In this module, you learned about fiscal policy and the power that government has to adjust government spending and taxes to stimulate or slow down the economy. First, you learned that the federal government spends most of its budget in a small number of areas, including national defense, social security, social welfare programs, healthcare, and interest on the federal debt. Most federal tax revenue comes from individuals’ income, though some comes from corporate profits. State and local governments spend the majority of their budgets on education and transportation, while their tax revenue comes primarily from property and sales taxes. Some states don’t even have an income tax.
Approaches to fiscal policy vary.

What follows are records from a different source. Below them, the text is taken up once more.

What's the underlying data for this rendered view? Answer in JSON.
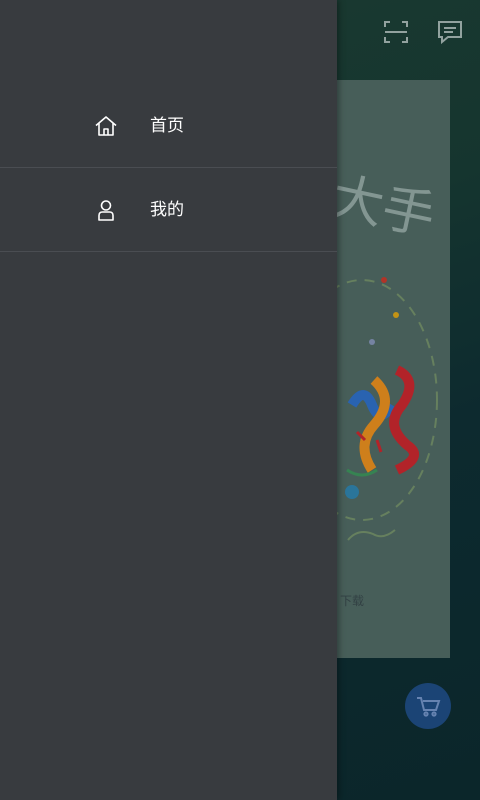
{
  "top_bar": {
    "scan_icon": "scan-icon",
    "message_icon": "message-icon"
  },
  "banner": {
    "caption": "下载"
  },
  "cart_button": {
    "icon": "shopping-cart-icon",
    "color": "#1e4a7f"
  },
  "drawer": {
    "background": "#383b3f",
    "items": [
      {
        "label": "首页",
        "icon": "home-icon"
      },
      {
        "label": "我的",
        "icon": "user-icon"
      }
    ]
  }
}
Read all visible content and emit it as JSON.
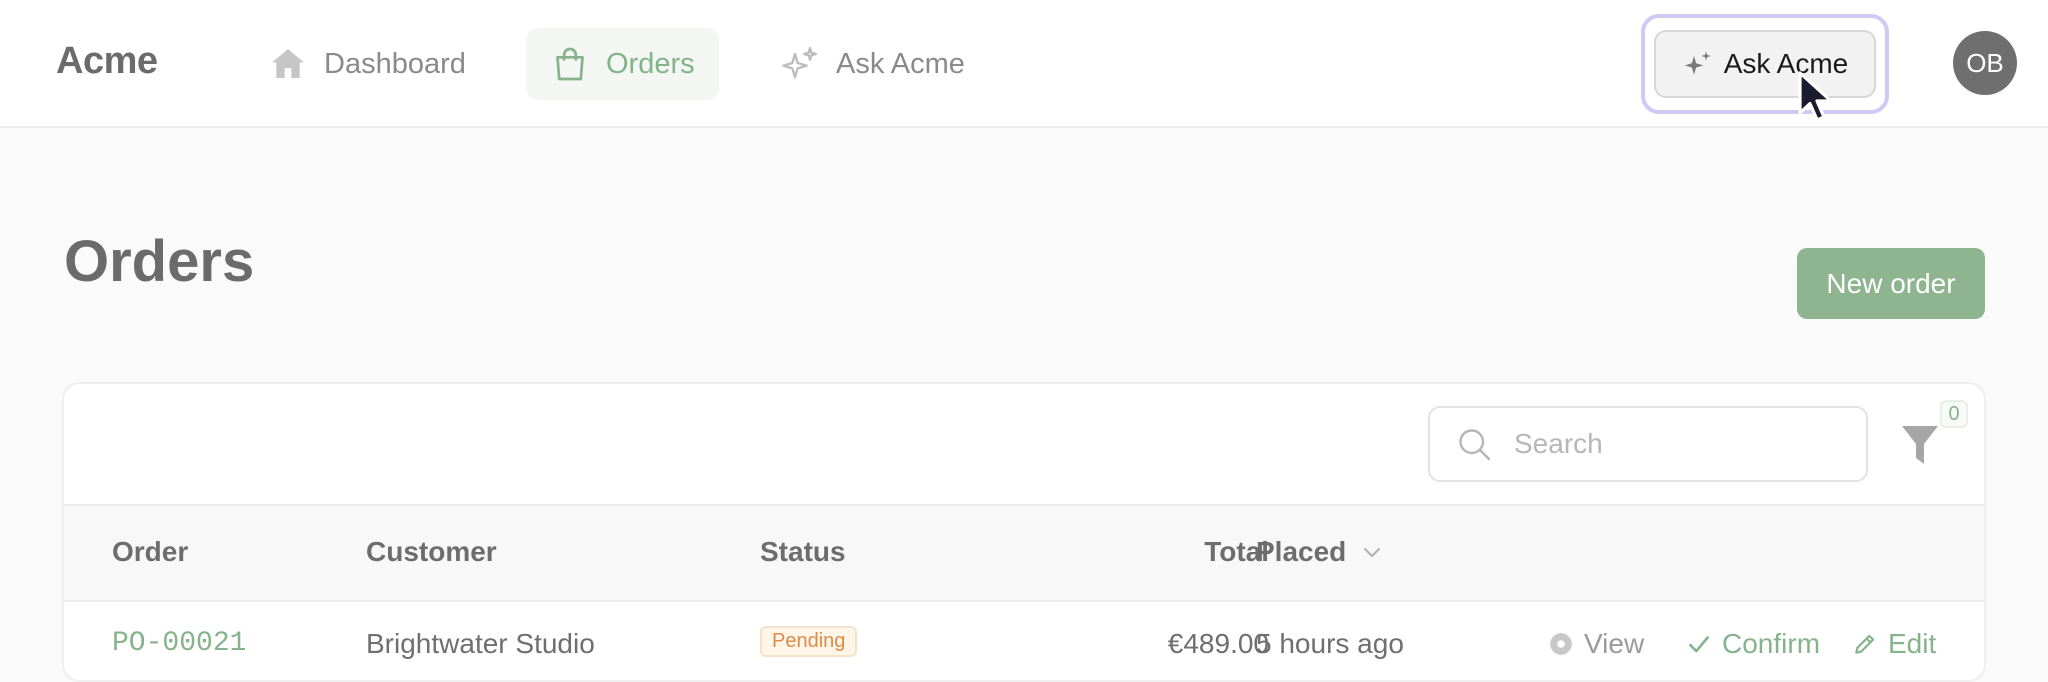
{
  "app": {
    "brand": "Acme"
  },
  "nav": {
    "items": [
      {
        "label": "Dashboard",
        "icon": "home-icon"
      },
      {
        "label": "Orders",
        "icon": "shopping-bag-icon",
        "active": true
      },
      {
        "label": "Ask Acme",
        "icon": "sparkles-icon"
      }
    ]
  },
  "header": {
    "ask_button_label": "Ask Acme",
    "avatar_initials": "OB"
  },
  "page": {
    "title": "Orders",
    "new_order_label": "New order"
  },
  "toolbar": {
    "search_placeholder": "Search",
    "filter_count": "0"
  },
  "table": {
    "columns": [
      "Order",
      "Customer",
      "Status",
      "Total",
      "Placed"
    ],
    "sort_column": "Placed",
    "rows": [
      {
        "order": "PO-00021",
        "customer": "Brightwater Studio",
        "status": "Pending",
        "total": "€489.00",
        "placed": "5 hours ago",
        "actions": [
          "View",
          "Confirm",
          "Edit"
        ]
      }
    ]
  },
  "colors": {
    "accent": "#86b38c",
    "primary_button": "#8fb590",
    "focus_ring": "#cfcaf3",
    "avatar": "#6f6f6f",
    "pending": "#e08b45"
  }
}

Keynesians favor an activist fiscal policy. Congress can intentionally try to stimulate the economy using expansionary fiscal policy by either cutting taxes or increasing government spending. Congress can also try to slow the economy down if is overheating by using contractionary fiscal policy, either by increasing taxes or cutting on spending. Neoclassical economicsts prefer a more passive fiscal policy with low tax rates to promote economic growth.

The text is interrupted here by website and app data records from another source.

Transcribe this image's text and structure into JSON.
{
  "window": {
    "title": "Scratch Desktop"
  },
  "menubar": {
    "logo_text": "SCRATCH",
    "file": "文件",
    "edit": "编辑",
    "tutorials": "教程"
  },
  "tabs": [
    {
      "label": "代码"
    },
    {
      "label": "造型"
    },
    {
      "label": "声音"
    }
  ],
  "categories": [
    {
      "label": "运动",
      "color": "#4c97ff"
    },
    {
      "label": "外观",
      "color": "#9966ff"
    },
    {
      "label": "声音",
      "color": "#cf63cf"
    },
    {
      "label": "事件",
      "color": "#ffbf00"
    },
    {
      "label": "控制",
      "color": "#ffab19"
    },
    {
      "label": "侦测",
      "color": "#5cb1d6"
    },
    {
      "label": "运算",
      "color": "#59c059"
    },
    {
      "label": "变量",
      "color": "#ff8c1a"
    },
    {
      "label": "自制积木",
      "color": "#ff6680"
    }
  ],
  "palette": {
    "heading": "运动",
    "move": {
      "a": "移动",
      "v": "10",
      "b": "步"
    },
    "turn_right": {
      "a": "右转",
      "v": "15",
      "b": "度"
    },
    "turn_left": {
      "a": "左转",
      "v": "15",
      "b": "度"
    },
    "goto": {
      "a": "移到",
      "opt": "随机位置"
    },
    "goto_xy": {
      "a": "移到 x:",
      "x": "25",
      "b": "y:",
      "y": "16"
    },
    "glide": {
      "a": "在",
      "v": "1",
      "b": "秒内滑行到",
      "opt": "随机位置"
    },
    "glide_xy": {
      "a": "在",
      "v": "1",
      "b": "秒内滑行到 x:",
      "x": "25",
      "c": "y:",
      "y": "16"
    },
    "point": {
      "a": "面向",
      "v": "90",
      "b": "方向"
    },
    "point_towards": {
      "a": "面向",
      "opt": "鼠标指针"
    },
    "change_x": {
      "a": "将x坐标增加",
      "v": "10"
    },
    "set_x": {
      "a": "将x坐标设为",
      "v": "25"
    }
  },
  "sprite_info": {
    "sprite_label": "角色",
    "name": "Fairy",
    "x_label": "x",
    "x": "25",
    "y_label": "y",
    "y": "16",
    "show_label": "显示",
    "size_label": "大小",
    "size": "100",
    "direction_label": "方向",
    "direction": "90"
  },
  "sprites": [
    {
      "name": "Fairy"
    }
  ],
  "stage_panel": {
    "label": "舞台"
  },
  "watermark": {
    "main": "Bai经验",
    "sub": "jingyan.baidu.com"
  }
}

We will develop a more sophisticated understanding of fiscal policy in a future module, but first we need to learn about monetary policy.